1. Eliminate lists, schedule all & have buffers built-in. Yes, it reads "NO LISTS", and yet you can make a list, simply take the list and convert it to calendar items in order to really give them their "place". This will ease your subconscious wondering when you'll get to the "to-do" items.

 2. Prioritize & ask priority when people request you do something. Instead of thinking you "have to" get something done, ask when it is anticipated. Using expressions such as "Since I am working on X, when do you anticipate you want Y done?"


3. Start early & complete the worst thing first. If you tackle what you dread or dislike initially, it will be accomplished.
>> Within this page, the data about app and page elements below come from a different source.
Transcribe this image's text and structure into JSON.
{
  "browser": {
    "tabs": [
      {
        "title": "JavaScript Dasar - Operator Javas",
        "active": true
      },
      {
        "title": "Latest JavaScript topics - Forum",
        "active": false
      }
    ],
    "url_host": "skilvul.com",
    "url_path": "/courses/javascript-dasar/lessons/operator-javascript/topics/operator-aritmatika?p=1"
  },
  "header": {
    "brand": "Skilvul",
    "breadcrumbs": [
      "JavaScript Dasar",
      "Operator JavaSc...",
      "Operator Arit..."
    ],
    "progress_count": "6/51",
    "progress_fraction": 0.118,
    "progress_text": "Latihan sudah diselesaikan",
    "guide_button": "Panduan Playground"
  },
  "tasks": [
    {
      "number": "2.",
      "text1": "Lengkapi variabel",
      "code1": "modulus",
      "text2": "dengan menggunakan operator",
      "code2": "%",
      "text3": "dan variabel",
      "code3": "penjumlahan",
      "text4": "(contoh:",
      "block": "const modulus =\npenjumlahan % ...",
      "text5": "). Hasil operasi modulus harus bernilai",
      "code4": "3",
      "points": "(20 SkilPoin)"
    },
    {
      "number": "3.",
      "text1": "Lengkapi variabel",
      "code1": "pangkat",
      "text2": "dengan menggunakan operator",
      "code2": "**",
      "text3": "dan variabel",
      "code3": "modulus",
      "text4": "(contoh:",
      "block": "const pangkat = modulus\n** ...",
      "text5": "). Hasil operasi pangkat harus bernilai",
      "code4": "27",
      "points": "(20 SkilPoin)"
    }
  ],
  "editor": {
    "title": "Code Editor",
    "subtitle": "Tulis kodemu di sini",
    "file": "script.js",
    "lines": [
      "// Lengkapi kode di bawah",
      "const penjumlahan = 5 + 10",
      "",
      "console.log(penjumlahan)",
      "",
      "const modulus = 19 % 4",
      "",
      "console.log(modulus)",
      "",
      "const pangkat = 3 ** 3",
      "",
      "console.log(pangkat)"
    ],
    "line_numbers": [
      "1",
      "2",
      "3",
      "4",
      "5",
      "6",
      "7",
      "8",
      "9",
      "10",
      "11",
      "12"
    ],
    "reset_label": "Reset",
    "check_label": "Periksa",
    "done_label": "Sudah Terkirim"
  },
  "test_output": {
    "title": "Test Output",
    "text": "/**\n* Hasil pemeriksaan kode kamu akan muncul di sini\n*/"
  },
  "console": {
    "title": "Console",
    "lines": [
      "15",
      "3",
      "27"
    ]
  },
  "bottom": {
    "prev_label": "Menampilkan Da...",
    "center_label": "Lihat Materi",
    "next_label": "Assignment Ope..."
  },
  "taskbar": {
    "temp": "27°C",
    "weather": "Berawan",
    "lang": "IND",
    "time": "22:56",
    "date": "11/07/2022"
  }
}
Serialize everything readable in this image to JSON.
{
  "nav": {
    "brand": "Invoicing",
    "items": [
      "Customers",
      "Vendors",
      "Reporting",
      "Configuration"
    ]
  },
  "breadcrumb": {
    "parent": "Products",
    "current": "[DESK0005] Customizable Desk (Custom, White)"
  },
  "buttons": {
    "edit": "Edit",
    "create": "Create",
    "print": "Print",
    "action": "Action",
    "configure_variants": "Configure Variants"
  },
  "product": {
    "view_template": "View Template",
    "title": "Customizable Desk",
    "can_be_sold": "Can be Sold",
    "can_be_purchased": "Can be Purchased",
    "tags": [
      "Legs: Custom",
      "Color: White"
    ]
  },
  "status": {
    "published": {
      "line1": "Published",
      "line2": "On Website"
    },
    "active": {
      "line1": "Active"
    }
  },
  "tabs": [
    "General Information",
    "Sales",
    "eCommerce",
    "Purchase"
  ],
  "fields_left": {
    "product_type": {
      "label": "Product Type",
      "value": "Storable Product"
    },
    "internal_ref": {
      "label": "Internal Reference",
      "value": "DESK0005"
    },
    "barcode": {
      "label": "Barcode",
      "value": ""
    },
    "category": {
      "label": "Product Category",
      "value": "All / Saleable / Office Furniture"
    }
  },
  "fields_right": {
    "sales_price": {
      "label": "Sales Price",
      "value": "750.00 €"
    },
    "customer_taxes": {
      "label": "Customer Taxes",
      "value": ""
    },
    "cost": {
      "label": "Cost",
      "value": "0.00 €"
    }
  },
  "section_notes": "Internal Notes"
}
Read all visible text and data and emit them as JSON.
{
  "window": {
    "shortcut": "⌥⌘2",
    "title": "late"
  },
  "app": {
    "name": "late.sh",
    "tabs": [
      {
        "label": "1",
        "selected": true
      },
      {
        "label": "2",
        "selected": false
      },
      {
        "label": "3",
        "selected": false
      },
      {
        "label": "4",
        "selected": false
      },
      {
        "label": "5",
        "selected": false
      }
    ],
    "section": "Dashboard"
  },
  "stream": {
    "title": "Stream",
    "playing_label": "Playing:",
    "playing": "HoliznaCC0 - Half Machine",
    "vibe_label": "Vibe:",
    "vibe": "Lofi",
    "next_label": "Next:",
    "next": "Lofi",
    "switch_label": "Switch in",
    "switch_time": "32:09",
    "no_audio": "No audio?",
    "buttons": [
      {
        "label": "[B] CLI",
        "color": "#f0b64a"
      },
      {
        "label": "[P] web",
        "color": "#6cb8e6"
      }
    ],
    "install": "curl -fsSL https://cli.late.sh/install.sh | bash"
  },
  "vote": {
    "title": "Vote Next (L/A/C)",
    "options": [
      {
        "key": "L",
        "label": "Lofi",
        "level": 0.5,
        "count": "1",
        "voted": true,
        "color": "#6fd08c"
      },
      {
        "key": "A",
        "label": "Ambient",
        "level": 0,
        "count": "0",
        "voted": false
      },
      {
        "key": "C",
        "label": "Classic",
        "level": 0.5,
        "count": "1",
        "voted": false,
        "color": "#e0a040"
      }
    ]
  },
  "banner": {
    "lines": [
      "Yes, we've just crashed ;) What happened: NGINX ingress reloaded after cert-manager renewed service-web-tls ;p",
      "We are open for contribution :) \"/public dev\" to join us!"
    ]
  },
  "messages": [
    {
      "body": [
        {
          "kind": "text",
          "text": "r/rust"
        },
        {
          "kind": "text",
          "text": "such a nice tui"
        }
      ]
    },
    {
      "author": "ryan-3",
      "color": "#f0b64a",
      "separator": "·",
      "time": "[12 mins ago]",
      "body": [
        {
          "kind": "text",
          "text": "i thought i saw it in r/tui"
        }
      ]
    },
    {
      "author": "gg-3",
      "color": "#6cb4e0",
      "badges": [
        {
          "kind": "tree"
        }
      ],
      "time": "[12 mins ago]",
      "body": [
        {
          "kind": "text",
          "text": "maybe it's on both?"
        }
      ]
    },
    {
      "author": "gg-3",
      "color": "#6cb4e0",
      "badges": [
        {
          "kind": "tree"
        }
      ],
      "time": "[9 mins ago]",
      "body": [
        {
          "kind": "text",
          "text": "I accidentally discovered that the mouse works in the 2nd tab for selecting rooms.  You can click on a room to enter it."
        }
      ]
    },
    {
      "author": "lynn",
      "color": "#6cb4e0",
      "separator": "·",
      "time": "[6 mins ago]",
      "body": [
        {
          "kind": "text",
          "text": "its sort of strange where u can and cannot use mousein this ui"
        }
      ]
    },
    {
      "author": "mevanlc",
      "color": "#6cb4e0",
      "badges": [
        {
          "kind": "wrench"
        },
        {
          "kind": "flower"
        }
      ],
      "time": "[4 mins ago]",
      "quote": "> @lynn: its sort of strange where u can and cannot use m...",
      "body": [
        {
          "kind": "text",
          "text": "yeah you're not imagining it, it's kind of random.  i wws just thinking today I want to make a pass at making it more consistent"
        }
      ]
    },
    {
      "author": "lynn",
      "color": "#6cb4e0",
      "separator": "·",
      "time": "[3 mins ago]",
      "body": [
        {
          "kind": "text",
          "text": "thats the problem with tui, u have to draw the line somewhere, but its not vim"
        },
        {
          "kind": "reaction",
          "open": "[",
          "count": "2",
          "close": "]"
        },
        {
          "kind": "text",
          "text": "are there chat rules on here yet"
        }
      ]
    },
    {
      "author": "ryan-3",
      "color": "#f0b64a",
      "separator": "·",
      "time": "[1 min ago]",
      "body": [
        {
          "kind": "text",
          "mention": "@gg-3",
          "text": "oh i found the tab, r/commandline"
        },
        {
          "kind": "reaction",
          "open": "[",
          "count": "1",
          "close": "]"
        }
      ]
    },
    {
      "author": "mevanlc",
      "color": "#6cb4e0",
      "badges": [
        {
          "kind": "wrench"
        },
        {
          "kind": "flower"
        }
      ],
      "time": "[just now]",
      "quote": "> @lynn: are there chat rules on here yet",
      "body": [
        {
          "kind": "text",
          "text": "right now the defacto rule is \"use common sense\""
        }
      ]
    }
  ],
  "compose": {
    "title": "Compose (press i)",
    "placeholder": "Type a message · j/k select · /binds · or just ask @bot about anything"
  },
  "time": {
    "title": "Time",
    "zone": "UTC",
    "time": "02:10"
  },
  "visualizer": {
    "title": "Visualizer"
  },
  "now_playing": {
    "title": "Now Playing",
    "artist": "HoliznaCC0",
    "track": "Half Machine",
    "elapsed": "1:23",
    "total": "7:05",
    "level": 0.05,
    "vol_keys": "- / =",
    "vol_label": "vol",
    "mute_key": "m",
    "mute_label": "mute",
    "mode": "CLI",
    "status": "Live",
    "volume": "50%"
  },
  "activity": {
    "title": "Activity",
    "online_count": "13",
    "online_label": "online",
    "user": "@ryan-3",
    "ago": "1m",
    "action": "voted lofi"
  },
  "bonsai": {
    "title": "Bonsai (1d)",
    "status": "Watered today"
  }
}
If you do not, you may inadvertently take longer to do things in between, and eventually postpone what you have on your "dread-to-do" mind.


4. Learn to say "no" & resist "Busy-ness". When asked how you are, skip "I'm busy" and skip asking people if they are busy. If you get asked "Are you busy?", then say "Thanks for asking, it's been productive." Similarly, say "No" or "No, thank you" to requests that are not of interest. Get out of your way of feeling obliged or apologetic.


5. Time chunk & allow time to be real and it's use a tangible part of your process (not a hope you can get it done). Think in terms of 20 minutes. Time yourself. Get used to what you can accomplish in 20 minutes and then reserve 20 minute chunks for people and for accomplishing things. Hope is not a strategy, so stop hoping you'll get it all done, and know what you can get done!



6. Focus solely on something (no multi-tasking). Multitasking is really "Switch Tasking", meaning our minds have to switch back and forth, so stop forcing that extra effort and make time for doing something, or a portion of something before altering focus to something else. Resist the temptation that multitasking is useful or even possible, and you'll see and feel how much you get accomplished, really!


7. Create organizing systems (mental & physical) that work for you. People can have varied systems, and yet having a system is key. Make your piles, populate your folders, set reminder. Stick with it rather than being scattered and/or being tempted to use sticky notes as a method!


Having ownership of your time is about being in control, and therefore ready for most anything, so tackle it, embrace it, and let go of time having a hold on you as you enjoy your opportunities and challenges in the time they deserve!